### WORK REQUIRED
Check every line of the entries below for "text", and copy the lines that have it.
======
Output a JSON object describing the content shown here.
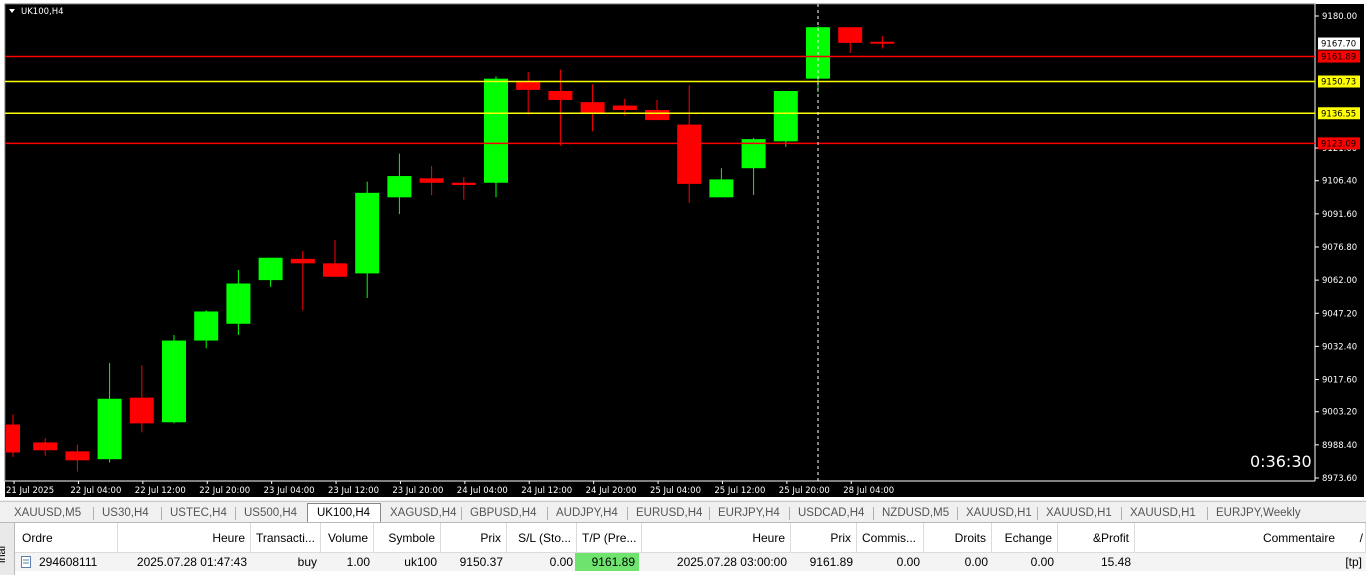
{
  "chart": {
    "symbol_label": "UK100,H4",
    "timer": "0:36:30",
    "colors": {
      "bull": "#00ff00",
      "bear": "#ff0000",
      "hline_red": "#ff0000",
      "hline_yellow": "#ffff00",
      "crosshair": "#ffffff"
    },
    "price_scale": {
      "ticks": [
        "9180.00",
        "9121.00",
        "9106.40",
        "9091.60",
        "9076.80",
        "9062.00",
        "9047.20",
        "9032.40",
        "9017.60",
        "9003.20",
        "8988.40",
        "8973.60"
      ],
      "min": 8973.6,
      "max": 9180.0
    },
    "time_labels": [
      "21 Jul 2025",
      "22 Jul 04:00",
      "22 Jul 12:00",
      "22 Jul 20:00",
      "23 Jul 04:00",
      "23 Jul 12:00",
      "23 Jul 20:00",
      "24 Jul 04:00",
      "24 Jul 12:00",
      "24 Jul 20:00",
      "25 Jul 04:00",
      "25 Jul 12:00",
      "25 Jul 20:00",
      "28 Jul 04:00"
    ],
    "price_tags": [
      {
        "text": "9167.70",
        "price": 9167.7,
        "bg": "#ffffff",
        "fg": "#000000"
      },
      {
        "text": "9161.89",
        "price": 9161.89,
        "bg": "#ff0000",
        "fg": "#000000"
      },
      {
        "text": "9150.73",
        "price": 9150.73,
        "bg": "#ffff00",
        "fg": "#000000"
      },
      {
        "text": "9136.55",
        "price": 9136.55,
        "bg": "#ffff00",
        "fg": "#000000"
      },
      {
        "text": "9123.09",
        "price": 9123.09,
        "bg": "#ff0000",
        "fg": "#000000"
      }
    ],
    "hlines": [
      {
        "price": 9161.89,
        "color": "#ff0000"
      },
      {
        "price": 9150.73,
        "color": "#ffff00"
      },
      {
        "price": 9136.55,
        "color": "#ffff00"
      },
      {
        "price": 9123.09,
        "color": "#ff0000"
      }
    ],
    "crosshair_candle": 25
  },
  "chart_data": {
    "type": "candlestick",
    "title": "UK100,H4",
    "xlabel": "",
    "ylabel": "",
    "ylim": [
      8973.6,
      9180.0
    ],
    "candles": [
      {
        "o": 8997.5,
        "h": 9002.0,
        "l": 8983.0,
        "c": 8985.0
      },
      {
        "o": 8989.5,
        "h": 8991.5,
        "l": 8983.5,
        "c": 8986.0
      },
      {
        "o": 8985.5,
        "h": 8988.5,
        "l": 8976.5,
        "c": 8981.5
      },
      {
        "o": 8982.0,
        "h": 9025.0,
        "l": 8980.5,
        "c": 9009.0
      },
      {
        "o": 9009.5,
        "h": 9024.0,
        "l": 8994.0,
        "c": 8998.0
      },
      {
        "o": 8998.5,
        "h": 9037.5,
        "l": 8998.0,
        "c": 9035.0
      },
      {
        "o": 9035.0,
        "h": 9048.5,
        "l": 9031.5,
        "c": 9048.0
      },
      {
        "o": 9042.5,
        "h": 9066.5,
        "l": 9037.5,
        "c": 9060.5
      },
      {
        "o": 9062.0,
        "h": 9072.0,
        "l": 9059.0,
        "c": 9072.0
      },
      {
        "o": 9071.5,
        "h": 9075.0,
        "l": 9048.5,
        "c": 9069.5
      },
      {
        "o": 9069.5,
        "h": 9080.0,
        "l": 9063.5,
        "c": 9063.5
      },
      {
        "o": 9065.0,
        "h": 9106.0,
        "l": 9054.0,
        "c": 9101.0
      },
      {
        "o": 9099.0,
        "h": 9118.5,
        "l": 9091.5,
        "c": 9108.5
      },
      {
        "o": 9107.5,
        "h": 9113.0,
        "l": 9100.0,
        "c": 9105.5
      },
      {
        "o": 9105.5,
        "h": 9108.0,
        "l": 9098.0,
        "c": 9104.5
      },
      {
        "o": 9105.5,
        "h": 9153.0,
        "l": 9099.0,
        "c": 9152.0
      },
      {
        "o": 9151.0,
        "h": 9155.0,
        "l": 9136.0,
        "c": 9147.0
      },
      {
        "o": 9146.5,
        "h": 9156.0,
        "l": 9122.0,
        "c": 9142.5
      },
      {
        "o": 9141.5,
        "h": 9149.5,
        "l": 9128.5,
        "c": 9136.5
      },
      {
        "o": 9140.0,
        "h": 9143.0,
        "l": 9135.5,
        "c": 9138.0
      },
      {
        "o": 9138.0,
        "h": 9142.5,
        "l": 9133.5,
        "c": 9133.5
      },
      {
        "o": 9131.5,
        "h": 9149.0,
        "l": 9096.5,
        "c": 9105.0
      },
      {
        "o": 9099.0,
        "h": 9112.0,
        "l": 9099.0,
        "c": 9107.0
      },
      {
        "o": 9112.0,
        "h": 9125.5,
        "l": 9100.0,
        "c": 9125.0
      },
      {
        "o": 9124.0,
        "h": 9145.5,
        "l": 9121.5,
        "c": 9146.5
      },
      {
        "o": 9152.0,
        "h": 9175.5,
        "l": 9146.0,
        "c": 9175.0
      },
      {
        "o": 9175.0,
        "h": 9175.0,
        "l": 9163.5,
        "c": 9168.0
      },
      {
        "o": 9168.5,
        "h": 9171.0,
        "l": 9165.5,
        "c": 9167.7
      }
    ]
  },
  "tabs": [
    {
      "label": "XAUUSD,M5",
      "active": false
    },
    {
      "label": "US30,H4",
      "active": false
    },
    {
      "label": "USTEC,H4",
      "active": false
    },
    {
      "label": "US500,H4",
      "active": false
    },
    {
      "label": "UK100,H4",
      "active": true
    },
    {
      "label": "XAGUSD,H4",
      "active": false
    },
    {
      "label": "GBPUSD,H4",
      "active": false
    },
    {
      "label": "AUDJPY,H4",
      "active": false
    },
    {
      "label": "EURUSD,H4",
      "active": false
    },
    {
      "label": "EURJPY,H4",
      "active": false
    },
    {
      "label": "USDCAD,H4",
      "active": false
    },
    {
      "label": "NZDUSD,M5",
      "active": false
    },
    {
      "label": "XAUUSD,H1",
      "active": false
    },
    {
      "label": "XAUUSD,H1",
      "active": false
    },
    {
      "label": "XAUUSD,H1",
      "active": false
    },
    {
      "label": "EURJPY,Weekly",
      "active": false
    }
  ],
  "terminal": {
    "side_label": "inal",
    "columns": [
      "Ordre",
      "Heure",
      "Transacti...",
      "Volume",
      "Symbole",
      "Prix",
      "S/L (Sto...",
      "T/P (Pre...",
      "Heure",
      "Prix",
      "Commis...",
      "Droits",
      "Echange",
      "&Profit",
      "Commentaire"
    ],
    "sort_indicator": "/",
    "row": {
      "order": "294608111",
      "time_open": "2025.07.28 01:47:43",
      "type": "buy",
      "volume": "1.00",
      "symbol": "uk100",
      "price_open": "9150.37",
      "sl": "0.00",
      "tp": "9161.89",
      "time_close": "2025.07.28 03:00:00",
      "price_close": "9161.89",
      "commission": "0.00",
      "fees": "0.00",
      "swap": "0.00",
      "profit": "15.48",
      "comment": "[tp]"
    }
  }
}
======
### RESPONSE
        "text": "9167.70",
        "text": "9161.89",
        "text": "9150.73",
        "text": "9136.55",
        "text": "9123.09",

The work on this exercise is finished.